═════ Extracted information ═════
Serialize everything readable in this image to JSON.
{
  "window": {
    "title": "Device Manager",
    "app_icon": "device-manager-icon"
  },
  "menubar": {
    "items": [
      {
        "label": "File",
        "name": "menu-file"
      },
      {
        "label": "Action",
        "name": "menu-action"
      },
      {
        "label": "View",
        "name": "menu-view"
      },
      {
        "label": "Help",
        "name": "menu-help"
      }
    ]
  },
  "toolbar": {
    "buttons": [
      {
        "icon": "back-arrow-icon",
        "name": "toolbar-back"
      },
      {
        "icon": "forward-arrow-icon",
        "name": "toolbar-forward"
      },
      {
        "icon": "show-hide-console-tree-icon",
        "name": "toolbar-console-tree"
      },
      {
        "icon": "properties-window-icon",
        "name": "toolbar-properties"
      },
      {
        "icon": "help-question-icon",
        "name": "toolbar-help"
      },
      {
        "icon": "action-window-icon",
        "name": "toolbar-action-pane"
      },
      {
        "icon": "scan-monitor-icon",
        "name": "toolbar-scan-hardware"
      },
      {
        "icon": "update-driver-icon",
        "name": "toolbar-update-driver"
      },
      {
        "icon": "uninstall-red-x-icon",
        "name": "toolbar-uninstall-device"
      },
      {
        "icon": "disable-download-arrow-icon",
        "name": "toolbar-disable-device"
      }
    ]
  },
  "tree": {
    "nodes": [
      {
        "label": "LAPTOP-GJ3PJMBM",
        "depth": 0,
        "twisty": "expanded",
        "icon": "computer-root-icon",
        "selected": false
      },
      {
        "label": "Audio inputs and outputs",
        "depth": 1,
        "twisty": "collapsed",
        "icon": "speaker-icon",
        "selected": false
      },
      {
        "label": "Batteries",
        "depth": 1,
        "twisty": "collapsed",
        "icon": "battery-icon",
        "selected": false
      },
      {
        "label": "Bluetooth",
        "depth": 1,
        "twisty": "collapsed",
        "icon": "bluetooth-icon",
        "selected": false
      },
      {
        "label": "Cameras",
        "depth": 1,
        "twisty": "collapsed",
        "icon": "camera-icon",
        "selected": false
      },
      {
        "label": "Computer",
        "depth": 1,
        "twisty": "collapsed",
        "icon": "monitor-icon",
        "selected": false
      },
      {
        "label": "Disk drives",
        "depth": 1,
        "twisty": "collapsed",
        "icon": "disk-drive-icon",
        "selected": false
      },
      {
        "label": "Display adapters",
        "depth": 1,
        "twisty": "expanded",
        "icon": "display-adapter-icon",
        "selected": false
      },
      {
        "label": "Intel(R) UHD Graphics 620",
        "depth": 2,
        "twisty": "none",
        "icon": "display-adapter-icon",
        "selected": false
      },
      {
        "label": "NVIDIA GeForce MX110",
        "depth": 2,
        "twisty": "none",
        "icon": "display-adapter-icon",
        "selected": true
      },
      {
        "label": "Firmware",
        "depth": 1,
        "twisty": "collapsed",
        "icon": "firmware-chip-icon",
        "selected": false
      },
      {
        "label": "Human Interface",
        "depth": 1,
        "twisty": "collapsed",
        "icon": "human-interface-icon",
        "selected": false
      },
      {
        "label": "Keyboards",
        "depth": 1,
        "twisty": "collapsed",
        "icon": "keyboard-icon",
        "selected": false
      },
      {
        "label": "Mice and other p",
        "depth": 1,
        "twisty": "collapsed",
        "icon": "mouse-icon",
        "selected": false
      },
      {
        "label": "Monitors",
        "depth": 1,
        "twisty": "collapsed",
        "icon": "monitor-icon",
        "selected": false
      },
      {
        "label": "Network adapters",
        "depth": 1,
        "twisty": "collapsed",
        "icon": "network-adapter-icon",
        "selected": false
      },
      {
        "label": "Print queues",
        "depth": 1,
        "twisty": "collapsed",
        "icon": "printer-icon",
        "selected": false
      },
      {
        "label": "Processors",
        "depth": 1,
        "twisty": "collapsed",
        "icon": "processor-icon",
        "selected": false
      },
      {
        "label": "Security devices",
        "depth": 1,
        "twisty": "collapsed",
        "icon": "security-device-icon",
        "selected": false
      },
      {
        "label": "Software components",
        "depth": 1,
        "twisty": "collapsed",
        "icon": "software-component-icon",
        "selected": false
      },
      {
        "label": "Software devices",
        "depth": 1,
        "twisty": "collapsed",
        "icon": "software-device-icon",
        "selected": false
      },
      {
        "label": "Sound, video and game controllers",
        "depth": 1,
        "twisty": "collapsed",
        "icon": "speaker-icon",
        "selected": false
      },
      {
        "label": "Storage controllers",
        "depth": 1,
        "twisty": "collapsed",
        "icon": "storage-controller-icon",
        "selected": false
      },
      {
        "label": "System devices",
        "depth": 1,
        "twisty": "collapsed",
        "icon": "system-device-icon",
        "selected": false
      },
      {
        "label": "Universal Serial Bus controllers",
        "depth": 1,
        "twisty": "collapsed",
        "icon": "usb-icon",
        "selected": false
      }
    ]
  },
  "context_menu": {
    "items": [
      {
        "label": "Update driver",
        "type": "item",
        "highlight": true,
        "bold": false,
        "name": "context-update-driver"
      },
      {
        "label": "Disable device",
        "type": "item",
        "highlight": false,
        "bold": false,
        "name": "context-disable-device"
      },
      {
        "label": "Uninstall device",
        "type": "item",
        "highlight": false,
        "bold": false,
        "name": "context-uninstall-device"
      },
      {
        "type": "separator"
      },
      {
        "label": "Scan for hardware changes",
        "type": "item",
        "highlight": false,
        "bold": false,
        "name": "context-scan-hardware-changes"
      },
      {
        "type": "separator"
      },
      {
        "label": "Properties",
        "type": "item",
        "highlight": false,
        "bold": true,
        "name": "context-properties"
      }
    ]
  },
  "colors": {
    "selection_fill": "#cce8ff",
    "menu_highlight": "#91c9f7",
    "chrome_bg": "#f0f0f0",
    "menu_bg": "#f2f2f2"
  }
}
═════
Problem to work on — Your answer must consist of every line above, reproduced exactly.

Written solution —
Serialize everything readable in this image to JSON.
{
  "window": {
    "title": "Device Manager",
    "app_icon": "device-manager-icon"
  },
  "menubar": {
    "items": [
      {
        "label": "File",
        "name": "menu-file"
      },
      {
        "label": "Action",
        "name": "menu-action"
      },
      {
        "label": "View",
        "name": "menu-view"
      },
      {
        "label": "Help",
        "name": "menu-help"
      }
    ]
  },
  "toolbar": {
    "buttons": [
      {
        "icon": "back-arrow-icon",
        "name": "toolbar-back"
      },
      {
        "icon": "forward-arrow-icon",
        "name": "toolbar-forward"
      },
      {
        "icon": "show-hide-console-tree-icon",
        "name": "toolbar-console-tree"
      },
      {
        "icon": "properties-window-icon",
        "name": "toolbar-properties"
      },
      {
        "icon": "help-question-icon",
        "name": "toolbar-help"
      },
      {
        "icon": "action-window-icon",
        "name": "toolbar-action-pane"
      },
      {
        "icon": "scan-monitor-icon",
        "name": "toolbar-scan-hardware"
      },
      {
        "icon": "update-driver-icon",
        "name": "toolbar-update-driver"
      },
      {
        "icon": "uninstall-red-x-icon",
        "name": "toolbar-uninstall-device"
      },
      {
        "icon": "disable-download-arrow-icon",
        "name": "toolbar-disable-device"
      }
    ]
  },
  "tree": {
    "nodes": [
      {
        "label": "LAPTOP-GJ3PJMBM",
        "depth": 0,
        "twisty": "expanded",
        "icon": "computer-root-icon",
        "selected": false
      },
      {
        "label": "Audio inputs and outputs",
        "depth": 1,
        "twisty": "collapsed",
        "icon": "speaker-icon",
        "selected": false
      },
      {
        "label": "Batteries",
        "depth": 1,
        "twisty": "collapsed",
        "icon": "battery-icon",
        "selected": false
      },
      {
        "label": "Bluetooth",
        "depth": 1,
        "twisty": "collapsed",
        "icon": "bluetooth-icon",
        "selected": false
      },
      {
        "label": "Cameras",
        "depth": 1,
        "twisty": "collapsed",
        "icon": "camera-icon",
        "selected": false
      },
      {
        "label": "Computer",
        "depth": 1,
        "twisty": "collapsed",
        "icon": "monitor-icon",
        "selected": false
      },
      {
        "label": "Disk drives",
        "depth": 1,
        "twisty": "collapsed",
        "icon": "disk-drive-icon",
        "selected": false
      },
      {
        "label": "Display adapters",
        "depth": 1,
        "twisty": "expanded",
        "icon": "display-adapter-icon",
        "selected": false
      },
      {
        "label": "Intel(R) UHD Graphics 620",
        "depth": 2,
        "twisty": "none",
        "icon": "display-adapter-icon",
        "selected": false
      },
      {
        "label": "NVIDIA GeForce MX110",
        "depth": 2,
        "twisty": "none",
        "icon": "display-adapter-icon",
        "selected": true
      },
      {
        "label": "Firmware",
        "depth": 1,
        "twisty": "collapsed",
        "icon": "firmware-chip-icon",
        "selected": false
      },
      {
        "label": "Human Interface",
        "depth": 1,
        "twisty": "collapsed",
        "icon": "human-interface-icon",
        "selected": false
      },
      {
        "label": "Keyboards",
        "depth": 1,
        "twisty": "collapsed",
        "icon": "keyboard-icon",
        "selected": false
      },
      {
        "label": "Mice and other p",
        "depth": 1,
        "twisty": "collapsed",
        "icon": "mouse-icon",
        "selected": false
      },
      {
        "label": "Monitors",
        "depth": 1,
        "twisty": "collapsed",
        "icon": "monitor-icon",
        "selected": false
      },
      {
        "label": "Network adapters",
        "depth": 1,
        "twisty": "collapsed",
        "icon": "network-adapter-icon",
        "selected": false
      },
      {
        "label": "Print queues",
        "depth": 1,
        "twisty": "collapsed",
        "icon": "printer-icon",
        "selected": false
      },
      {
        "label": "Processors",
        "depth": 1,
        "twisty": "collapsed",
        "icon": "processor-icon",
        "selected": false
      },
      {
        "label": "Security devices",
        "depth": 1,
        "twisty": "collapsed",
        "icon": "security-device-icon",
        "selected": false
      },
      {
        "label": "Software components",
        "depth": 1,
        "twisty": "collapsed",
        "icon": "software-component-icon",
        "selected": false
      },
      {
        "label": "Software devices",
        "depth": 1,
        "twisty": "collapsed",
        "icon": "software-device-icon",
        "selected": false
      },
      {
        "label": "Sound, video and game controllers",
        "depth": 1,
        "twisty": "collapsed",
        "icon": "speaker-icon",
        "selected": false
      },
      {
        "label": "Storage controllers",
        "depth": 1,
        "twisty": "collapsed",
        "icon": "storage-controller-icon",
        "selected": false
      },
      {
        "label": "System devices",
        "depth": 1,
        "twisty": "collapsed",
        "icon": "system-device-icon",
        "selected": false
      },
      {
        "label": "Universal Serial Bus controllers",
        "depth": 1,
        "twisty": "collapsed",
        "icon": "usb-icon",
        "selected": false
      }
    ]
  },
  "context_menu": {
    "items": [
      {
        "label": "Update driver",
        "type": "item",
        "highlight": true,
        "bold": false,
        "name": "context-update-driver"
      },
      {
        "label": "Disable device",
        "type": "item",
        "highlight": false,
        "bold": false,
        "name": "context-disable-device"
      },
      {
        "label": "Uninstall device",
        "type": "item",
        "highlight": false,
        "bold": false,
        "name": "context-uninstall-device"
      },
      {
        "type": "separator"
      },
      {
        "label": "Scan for hardware changes",
        "type": "item",
        "highlight": false,
        "bold": false,
        "name": "context-scan-hardware-changes"
      },
      {
        "type": "separator"
      },
      {
        "label": "Properties",
        "type": "item",
        "highlight": false,
        "bold": true,
        "name": "context-properties"
      }
    ]
  },
  "colors": {
    "selection_fill": "#cce8ff",
    "menu_highlight": "#91c9f7",
    "chrome_bg": "#f0f0f0",
    "menu_bg": "#f2f2f2"
  }
}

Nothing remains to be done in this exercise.